Set down every record exactly as it appears.

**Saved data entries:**
▬▬▬
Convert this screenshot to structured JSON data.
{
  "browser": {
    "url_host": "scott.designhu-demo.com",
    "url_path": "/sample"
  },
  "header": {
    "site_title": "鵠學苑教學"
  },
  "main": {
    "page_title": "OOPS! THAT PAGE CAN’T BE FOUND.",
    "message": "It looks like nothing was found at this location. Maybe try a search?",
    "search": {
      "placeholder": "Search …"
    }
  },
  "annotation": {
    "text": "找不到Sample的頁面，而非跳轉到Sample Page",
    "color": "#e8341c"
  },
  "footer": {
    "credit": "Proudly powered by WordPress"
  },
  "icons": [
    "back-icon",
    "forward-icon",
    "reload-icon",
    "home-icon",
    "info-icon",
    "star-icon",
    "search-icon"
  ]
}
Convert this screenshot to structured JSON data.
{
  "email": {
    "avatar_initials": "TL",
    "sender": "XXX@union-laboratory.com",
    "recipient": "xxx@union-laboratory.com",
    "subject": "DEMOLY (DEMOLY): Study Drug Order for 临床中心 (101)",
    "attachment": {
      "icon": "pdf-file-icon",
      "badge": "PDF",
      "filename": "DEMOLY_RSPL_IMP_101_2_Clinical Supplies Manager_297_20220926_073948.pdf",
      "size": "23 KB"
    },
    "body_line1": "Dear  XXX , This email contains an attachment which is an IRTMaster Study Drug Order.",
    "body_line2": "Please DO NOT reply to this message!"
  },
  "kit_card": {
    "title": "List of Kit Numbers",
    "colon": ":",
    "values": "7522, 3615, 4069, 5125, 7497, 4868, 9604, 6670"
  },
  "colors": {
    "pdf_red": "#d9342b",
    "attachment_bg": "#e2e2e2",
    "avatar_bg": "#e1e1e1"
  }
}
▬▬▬
**Expected output:**
Convert this screenshot to structured JSON data.
{
  "browser": {
    "url_host": "scott.designhu-demo.com",
    "url_path": "/sample"
  },
  "header": {
    "site_title": "鵠學苑教學"
  },
  "main": {
    "page_title": "OOPS! THAT PAGE CAN’T BE FOUND.",
    "message": "It looks like nothing was found at this location. Maybe try a search?",
    "search": {
      "placeholder": "Search …"
    }
  },
  "annotation": {
    "text": "找不到Sample的頁面，而非跳轉到Sample Page",
    "color": "#e8341c"
  },
  "footer": {
    "credit": "Proudly powered by WordPress"
  },
  "icons": [
    "back-icon",
    "forward-icon",
    "reload-icon",
    "home-icon",
    "info-icon",
    "star-icon",
    "search-icon"
  ]
}
Convert this screenshot to structured JSON data.
{
  "email": {
    "avatar_initials": "TL",
    "sender": "XXX@union-laboratory.com",
    "recipient": "xxx@union-laboratory.com",
    "subject": "DEMOLY (DEMOLY): Study Drug Order for 临床中心 (101)",
    "attachment": {
      "icon": "pdf-file-icon",
      "badge": "PDF",
      "filename": "DEMOLY_RSPL_IMP_101_2_Clinical Supplies Manager_297_20220926_073948.pdf",
      "size": "23 KB"
    },
    "body_line1": "Dear  XXX , This email contains an attachment which is an IRTMaster Study Drug Order.",
    "body_line2": "Please DO NOT reply to this message!"
  },
  "kit_card": {
    "title": "List of Kit Numbers",
    "colon": ":",
    "values": "7522, 3615, 4069, 5125, 7497, 4868, 9604, 6670"
  },
  "colors": {
    "pdf_red": "#d9342b",
    "attachment_bg": "#e2e2e2",
    "avatar_bg": "#e1e1e1"
  }
}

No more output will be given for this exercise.